Write down every entry below once more, exactly.
====== Dataset excerpts ======
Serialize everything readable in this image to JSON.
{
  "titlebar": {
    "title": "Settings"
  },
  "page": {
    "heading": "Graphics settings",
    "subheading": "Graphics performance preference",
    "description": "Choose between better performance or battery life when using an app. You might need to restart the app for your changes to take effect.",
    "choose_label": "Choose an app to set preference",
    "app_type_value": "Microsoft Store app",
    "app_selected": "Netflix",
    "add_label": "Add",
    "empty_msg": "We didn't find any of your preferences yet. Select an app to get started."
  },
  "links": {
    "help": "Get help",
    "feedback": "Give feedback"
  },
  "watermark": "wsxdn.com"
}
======
# Solution to the exercise:
Serialize everything readable in this image to JSON.
{
  "titlebar": {
    "title": "Settings"
  },
  "page": {
    "heading": "Graphics settings",
    "subheading": "Graphics performance preference",
    "description": "Choose between better performance or battery life when using an app. You might need to restart the app for your changes to take effect.",
    "choose_label": "Choose an app to set preference",
    "app_type_value": "Microsoft Store app",
    "app_selected": "Netflix",
    "add_label": "Add",
    "empty_msg": "We didn't find any of your preferences yet. Select an app to get started."
  },
  "links": {
    "help": "Get help",
    "feedback": "Give feedback"
  },
  "watermark": "wsxdn.com"
}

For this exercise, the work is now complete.